Business travellers and Indians planning to go to the US are likely to be impacted due to a four-day suspension of visa interviews, travel agents and overseas education consultants say. But students are unlikely to face problems, according to them. The Outbound Tour Operators Association of India (OTOAI) has written to the US Embassy and all airlines to help affected passengers. On Thursday, the US Embassy in New Delhi cancelled all scheduled non-immigrant visa interviews in India between June 22 and 26. The embassy said technical glitches were being faced globally and more than 100 computer experts from both the private and public sectors across the US were working on the problem. Applicants have been advised to reschedule appointments. Upon the restoration of visa services, applicants will be notified via email or SMS when the passport is ready for pick up, the embassy has said. The US Consulate in Mumbai alone processes over 1,000 applications on a daily basis. All India visa processing figures were not immediately available. "The summer holiday season has come to an end, so there will be no rush of leisure travellers. The impact of the suspension of visa interviews will be largely felt by Indians visiting friends and relatives and attending business meetings and events in the US.
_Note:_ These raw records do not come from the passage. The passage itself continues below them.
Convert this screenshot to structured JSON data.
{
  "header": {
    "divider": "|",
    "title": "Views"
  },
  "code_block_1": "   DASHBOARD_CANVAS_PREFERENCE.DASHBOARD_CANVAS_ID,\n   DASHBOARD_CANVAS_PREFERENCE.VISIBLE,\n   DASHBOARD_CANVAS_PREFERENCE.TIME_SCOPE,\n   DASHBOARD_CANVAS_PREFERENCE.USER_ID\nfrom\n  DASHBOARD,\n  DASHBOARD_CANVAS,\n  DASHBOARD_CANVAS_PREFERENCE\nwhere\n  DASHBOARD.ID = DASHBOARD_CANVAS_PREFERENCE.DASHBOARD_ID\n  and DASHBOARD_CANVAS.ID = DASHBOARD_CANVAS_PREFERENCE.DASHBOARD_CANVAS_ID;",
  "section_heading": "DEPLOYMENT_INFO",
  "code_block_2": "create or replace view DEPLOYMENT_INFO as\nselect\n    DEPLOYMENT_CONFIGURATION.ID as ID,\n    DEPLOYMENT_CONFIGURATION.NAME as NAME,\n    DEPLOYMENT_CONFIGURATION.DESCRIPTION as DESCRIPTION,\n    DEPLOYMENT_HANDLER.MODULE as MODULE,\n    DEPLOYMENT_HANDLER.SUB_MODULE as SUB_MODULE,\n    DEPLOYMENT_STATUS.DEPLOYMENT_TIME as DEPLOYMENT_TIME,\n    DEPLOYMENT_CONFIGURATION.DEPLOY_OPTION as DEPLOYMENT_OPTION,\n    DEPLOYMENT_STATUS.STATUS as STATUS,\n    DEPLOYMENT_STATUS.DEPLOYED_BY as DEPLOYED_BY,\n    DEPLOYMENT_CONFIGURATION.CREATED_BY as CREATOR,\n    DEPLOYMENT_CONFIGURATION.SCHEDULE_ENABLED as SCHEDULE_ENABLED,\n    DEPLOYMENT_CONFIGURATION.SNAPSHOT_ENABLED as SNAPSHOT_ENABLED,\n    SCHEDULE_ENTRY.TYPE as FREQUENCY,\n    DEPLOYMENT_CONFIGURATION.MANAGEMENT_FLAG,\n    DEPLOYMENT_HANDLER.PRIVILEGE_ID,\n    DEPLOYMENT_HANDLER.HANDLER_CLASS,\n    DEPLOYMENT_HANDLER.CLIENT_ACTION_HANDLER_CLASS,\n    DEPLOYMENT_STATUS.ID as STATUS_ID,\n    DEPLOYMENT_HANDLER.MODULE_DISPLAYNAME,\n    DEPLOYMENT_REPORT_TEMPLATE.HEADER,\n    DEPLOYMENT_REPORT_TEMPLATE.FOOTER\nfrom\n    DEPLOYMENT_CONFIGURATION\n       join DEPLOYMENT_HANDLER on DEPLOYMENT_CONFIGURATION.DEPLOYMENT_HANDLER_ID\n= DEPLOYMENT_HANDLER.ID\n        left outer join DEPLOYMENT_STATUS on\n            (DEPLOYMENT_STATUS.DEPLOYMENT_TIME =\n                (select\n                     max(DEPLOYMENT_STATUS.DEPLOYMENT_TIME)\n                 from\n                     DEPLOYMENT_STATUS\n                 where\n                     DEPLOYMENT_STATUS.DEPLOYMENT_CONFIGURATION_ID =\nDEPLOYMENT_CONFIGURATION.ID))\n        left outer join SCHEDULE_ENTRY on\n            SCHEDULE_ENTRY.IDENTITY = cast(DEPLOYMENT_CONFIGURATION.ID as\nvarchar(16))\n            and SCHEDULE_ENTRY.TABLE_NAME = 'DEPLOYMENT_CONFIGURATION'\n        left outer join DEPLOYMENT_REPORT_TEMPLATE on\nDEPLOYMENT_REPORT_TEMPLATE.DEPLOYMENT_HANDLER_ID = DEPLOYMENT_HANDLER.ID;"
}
We have written to the US Embassy and airlines. Airlines should consider waiving cancellation and rebooking charges from customers," said OTOAI president Guldeep Singh Sahni. "We generally advise our customers to apply a month in advance for the visa. Last minute applicants can face delays because of suspension of interviews. The US Embassy has been proactive and in the past their staff have worked even on weekends to clear peak season visa rush and we presume they will take similar measures this time," said Seemaa Makhija, managing director of Travel Voyages, a Mumbai-based firm. Over a million Indian visitors are expected to visit the US in 2015. About 900,000 tourists visited the country last year. In the 2013-2014 academic year, nearly 103,000 Indian students were enrolled in US institutions of higher education, making them the second-largest group of foreign students in the US after China, according to figures released by the US Embassy. Naveen Chopra, chairman of overseas education consultancy, The Chopras, said, "The visa interview cancellation would not have any major impact on student visas since there is reasonable time for universities to start their sessions." He added that these interviews are primarily held in August and they still have some time for that. "Visa interviews will begin in mid August. So students don't really have to worry," said Vinayak Kamat, director, Geebee Education. According to the US Embassy data released in May, 90,000 Indian students submitted visa applications in the past 12 months.